Where does the word "panel" appear in the entries below? Copy each line that holds it.
*** Materials provided ***
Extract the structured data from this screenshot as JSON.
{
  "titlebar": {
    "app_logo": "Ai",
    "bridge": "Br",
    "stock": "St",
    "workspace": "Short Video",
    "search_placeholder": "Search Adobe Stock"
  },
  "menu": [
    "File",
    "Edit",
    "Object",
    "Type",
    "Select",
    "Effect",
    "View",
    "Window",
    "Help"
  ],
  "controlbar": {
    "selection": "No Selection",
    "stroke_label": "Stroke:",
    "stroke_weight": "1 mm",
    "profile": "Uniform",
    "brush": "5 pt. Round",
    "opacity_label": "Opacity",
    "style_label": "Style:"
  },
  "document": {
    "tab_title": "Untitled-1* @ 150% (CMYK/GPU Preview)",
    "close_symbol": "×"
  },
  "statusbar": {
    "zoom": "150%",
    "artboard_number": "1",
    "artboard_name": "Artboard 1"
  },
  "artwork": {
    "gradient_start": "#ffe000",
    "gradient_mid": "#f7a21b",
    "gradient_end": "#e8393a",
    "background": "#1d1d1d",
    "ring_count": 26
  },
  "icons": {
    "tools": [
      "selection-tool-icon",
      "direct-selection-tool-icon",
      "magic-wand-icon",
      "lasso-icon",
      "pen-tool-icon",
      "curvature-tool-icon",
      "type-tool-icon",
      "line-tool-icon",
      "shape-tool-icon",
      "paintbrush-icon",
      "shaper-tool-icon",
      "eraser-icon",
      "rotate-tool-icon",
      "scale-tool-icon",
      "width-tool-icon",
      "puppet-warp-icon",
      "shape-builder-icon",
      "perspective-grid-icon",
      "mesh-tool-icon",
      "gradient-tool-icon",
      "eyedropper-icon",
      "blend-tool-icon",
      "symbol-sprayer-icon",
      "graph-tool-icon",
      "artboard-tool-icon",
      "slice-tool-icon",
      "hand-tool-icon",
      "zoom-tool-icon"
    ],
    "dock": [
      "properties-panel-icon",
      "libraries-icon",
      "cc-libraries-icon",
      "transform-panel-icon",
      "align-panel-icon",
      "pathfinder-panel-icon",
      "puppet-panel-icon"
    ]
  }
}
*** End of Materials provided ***
◆ Response for this exercise:
      "properties-panel-icon",
      "transform-panel-icon",
      "align-panel-icon",
      "pathfinder-panel-icon",
      "puppet-panel-icon"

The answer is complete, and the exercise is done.